= TASK =
Write the records below out in full, character for character, with no pictures.

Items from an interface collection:

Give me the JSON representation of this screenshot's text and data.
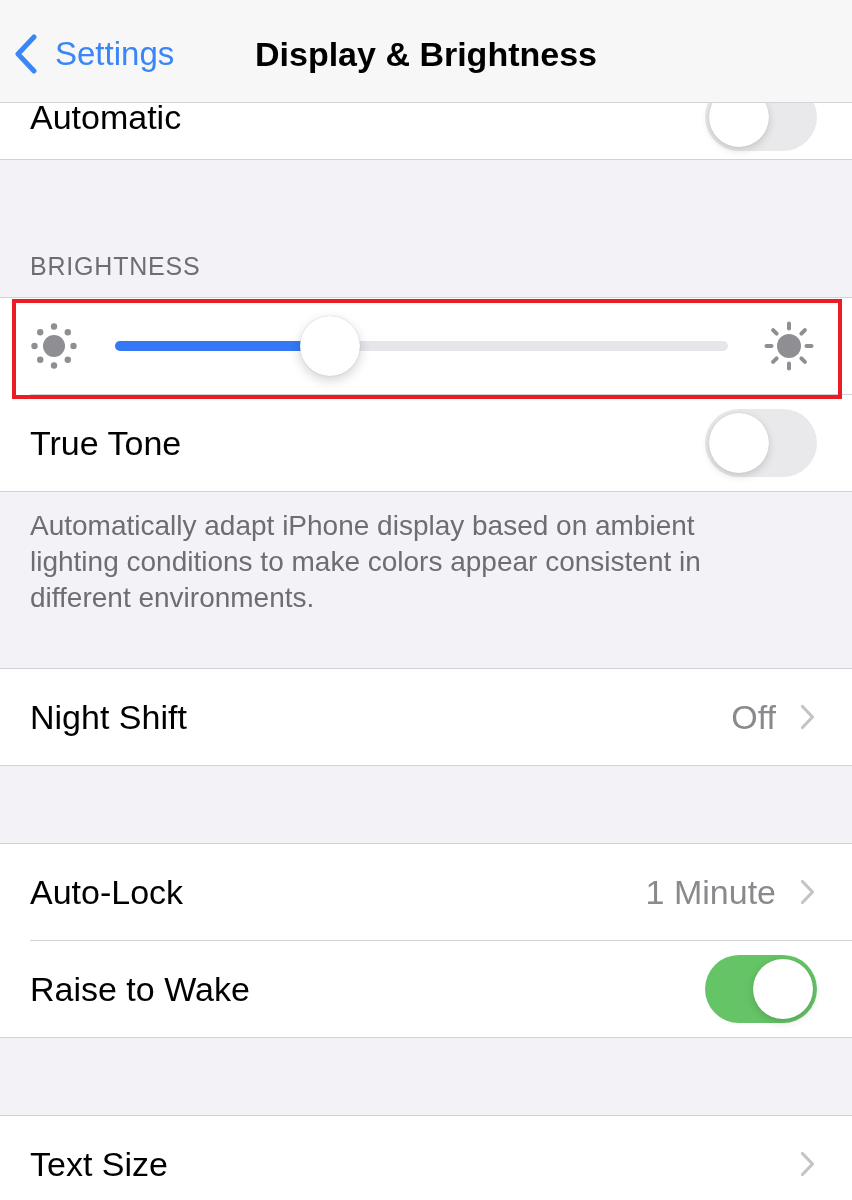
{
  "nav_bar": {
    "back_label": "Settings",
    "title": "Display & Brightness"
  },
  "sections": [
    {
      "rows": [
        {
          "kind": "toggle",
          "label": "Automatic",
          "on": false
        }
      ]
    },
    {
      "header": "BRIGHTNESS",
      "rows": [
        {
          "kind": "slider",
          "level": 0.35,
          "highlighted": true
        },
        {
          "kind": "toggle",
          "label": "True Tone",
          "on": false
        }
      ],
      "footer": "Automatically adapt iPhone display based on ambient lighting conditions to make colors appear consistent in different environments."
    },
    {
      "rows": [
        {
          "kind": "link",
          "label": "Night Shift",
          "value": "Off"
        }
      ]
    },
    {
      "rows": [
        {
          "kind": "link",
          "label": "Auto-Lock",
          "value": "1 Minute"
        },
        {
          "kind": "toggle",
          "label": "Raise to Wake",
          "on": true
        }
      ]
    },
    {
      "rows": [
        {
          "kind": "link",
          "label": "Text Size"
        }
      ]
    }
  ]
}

= RESULT =
Give me the JSON representation of this screenshot's text and data.
{
  "nav_bar": {
    "back_label": "Settings",
    "title": "Display & Brightness"
  },
  "sections": [
    {
      "rows": [
        {
          "kind": "toggle",
          "label": "Automatic",
          "on": false
        }
      ]
    },
    {
      "header": "BRIGHTNESS",
      "rows": [
        {
          "kind": "slider",
          "level": 0.35,
          "highlighted": true
        },
        {
          "kind": "toggle",
          "label": "True Tone",
          "on": false
        }
      ],
      "footer": "Automatically adapt iPhone display based on ambient lighting conditions to make colors appear consistent in different environments."
    },
    {
      "rows": [
        {
          "kind": "link",
          "label": "Night Shift",
          "value": "Off"
        }
      ]
    },
    {
      "rows": [
        {
          "kind": "link",
          "label": "Auto-Lock",
          "value": "1 Minute"
        },
        {
          "kind": "toggle",
          "label": "Raise to Wake",
          "on": true
        }
      ]
    },
    {
      "rows": [
        {
          "kind": "link",
          "label": "Text Size"
        }
      ]
    }
  ]
}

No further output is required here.